What you will do: From the data below, tally each line that has "screenshot" in it, then give that tally without comment.

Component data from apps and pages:
■ ■ ■

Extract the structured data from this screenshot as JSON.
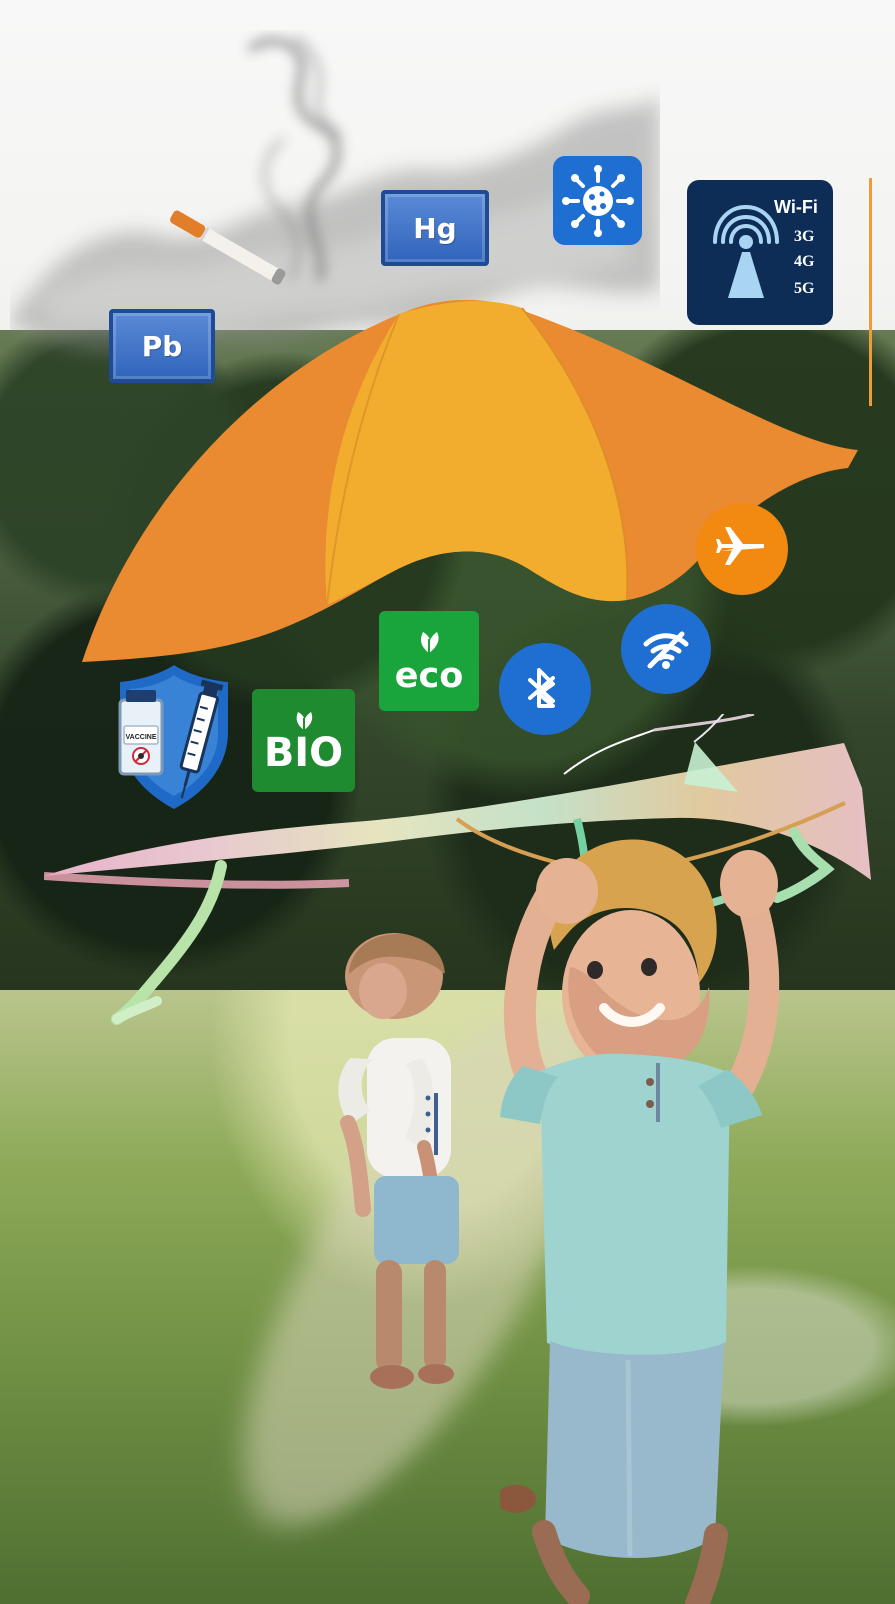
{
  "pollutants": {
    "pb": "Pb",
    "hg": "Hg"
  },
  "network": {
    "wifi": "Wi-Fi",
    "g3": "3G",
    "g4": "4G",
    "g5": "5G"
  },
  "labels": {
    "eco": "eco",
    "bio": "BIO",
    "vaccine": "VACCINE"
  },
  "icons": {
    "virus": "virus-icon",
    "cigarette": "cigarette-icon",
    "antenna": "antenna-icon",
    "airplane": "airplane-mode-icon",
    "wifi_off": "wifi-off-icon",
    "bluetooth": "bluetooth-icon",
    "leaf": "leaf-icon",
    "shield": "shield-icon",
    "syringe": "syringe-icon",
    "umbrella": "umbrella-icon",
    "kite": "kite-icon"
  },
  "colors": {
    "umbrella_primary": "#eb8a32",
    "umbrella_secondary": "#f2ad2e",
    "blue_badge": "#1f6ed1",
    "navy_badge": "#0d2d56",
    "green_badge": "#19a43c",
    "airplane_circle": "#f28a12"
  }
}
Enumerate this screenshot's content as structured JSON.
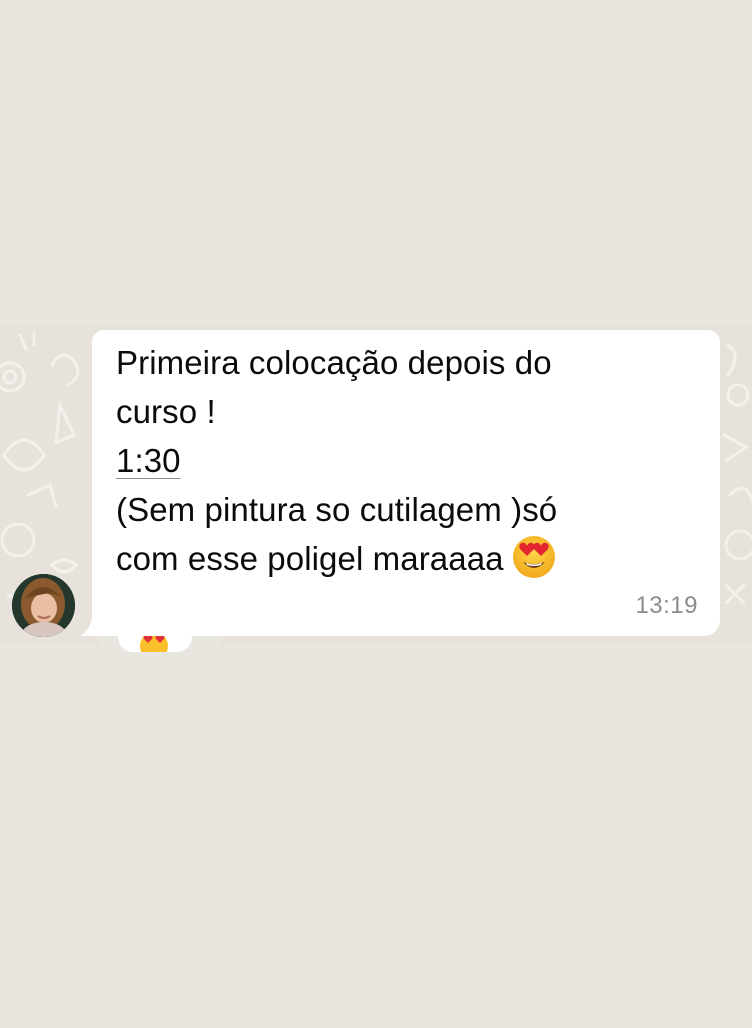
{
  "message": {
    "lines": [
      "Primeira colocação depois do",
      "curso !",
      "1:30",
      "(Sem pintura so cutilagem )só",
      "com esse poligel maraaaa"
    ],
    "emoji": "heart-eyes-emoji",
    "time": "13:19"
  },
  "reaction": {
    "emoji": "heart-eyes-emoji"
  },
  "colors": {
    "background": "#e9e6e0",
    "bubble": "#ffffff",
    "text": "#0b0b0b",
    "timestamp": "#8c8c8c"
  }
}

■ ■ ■

Your response: 2